It would be difficult to get anyone to invest money in PG&E if they could not expect a return. But the fact Wall Street is so eager to do should tell you a thing or two about how the CPUC — the California Profit Upkeep Commission — operates.
Having the CPUC as a watchdog for your best interests as a consumer is akin to being locked in a room with a pit bull with rabies and a Great Dane with distemper. It isn’t going to end well for you.
It is true that unless PG&E can keep piling on the profits that they won’t be able to secure loans to settle lawsuits or to secure the $2.3 billion they say the need now to make their system safe. Of course that money will be paid off over the years by increased rates on consumers with the built in 10.5 percent profit margin — or if Wall Street has their way — a guaranteed 16 percent return.
One estimate puts the average cost on PG&E customers for safety improvements alone of $200 a year going forward. That includes an additional tidy profit of $23 more a year off of the typical customer.
Those who have solar side deals with PG&E may think they will escape such a charge. But this has nothing to do with the buying and selling of electricity. It involves the transmission system. They are separate charges on your utility bill. You will not escape PG&E tentacles for the added safety charges nor likely the impact of lawsuits.
Investor dollars are needed so PG&E can leverage the money they need in a relatively short period of time to make the system work given they can’t be trusted to do it in a pay-as-you-go basis.
If we’re paying anyway, we might as will get ownership of the PG&E system so we can eliminate 10.5 percent of our future costs for power to cover guaranteed profits that could go as high as 16 percent after Wall Street gets through sweet talking the CPUC.
What Newsom and the Legislature should be doing now is carving up PG&E to protect the public interest. The City of San Francisco is willing to step up as is South San Joaquin Irrigation District, and the Sacramento Municipal Utility District for starters.
If you equate that to cherry picking then use the Trinity Public Utilities District as an example. The small rural concern in the Trinity Alps broke away from PG&E decades ago in a bid to lower power costs as not to cripple the local economy. That example can be repeated throughout the PG&E service area in low to no growth regions.
A consortium could be created that all of the public power companies pay a prorated share into for the purpose of maintaining and operating the transmission systems.

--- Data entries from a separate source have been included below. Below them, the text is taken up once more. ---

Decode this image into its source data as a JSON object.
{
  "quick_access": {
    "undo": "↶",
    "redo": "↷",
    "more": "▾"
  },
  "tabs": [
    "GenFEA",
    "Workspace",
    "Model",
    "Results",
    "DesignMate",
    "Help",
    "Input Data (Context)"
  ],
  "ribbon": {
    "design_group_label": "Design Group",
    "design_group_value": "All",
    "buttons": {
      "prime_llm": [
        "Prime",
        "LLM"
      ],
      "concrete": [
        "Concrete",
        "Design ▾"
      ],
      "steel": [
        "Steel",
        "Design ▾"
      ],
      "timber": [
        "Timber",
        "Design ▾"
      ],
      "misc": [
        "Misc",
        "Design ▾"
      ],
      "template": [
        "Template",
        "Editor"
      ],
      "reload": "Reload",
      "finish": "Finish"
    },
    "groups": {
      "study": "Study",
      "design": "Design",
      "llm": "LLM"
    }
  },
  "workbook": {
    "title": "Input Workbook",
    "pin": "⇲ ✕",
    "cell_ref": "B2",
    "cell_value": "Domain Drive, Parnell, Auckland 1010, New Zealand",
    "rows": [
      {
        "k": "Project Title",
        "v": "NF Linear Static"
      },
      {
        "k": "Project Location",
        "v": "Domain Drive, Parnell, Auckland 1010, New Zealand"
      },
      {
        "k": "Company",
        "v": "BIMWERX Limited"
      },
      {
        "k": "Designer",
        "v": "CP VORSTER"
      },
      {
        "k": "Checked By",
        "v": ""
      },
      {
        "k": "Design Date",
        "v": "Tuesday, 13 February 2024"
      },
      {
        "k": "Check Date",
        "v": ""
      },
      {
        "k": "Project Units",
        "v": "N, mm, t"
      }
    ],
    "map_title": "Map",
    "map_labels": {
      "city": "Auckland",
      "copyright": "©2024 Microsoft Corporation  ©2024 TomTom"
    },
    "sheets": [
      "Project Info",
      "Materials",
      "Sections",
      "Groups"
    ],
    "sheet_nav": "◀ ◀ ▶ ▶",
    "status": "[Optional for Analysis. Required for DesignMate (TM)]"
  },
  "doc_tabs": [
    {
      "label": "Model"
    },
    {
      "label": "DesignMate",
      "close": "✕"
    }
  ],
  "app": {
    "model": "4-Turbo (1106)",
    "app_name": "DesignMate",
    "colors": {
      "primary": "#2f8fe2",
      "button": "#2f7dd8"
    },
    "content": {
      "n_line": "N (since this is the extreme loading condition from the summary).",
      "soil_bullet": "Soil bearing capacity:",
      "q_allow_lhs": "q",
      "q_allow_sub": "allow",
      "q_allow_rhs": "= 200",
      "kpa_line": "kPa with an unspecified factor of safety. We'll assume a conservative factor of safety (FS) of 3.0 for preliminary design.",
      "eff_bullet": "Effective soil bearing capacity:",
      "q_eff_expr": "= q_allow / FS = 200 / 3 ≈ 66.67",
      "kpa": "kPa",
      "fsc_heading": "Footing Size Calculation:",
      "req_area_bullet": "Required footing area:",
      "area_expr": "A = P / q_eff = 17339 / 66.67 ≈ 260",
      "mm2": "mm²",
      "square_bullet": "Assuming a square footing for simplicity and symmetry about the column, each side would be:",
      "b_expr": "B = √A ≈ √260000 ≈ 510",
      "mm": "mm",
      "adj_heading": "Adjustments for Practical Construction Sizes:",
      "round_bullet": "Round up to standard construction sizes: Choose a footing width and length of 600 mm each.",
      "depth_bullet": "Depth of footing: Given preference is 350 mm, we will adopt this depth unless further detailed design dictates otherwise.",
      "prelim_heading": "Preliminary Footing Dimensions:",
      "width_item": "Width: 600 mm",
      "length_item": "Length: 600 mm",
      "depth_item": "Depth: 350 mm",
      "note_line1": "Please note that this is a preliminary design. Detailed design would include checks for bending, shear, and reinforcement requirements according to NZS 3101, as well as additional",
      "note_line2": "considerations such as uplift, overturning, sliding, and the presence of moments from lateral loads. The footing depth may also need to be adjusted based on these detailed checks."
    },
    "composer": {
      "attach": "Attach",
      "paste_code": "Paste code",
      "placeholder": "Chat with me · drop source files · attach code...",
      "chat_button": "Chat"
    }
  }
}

The receipts from the sale of the system to PG&E can pay off fire victims, cover the costs of decommissioning Diablo Canyon as well as its Humboldt Bay nuclear power plants, and pay for natural gas system upgrades that they could be allowed to retain providing they make it safer.
Their hydroelectric plants and natural gas plants also would be sold with the new entities — including the consortium — getting first crack.
The value of the system and power plants — given ratepayers in many cases have paid for them twice on top of PG&E avoiding tax bills by depreciating them twice thanks to the wonderful loophole PG&E helped engineer with the partial deregulation move that gave California sky high power costs and rolling brownouts at the start of the century — would be based on book value and not replacement value or market value.
By sitting around and doing nothing the governor and legislature will be nothing more than PG&E lapdogs who will go down in history as enabling a company likely to receive felony criminal status to rape, plunder, burn, and blow up two thirds of California.
This column is the opinion of executive editor, Dennis Wyatt, and does not necessarily represent the opinion of The Bulletin or Morris Newspaper Corp. of CA. He can be contacted at firstname.lastname@example.org or 209.249.3519.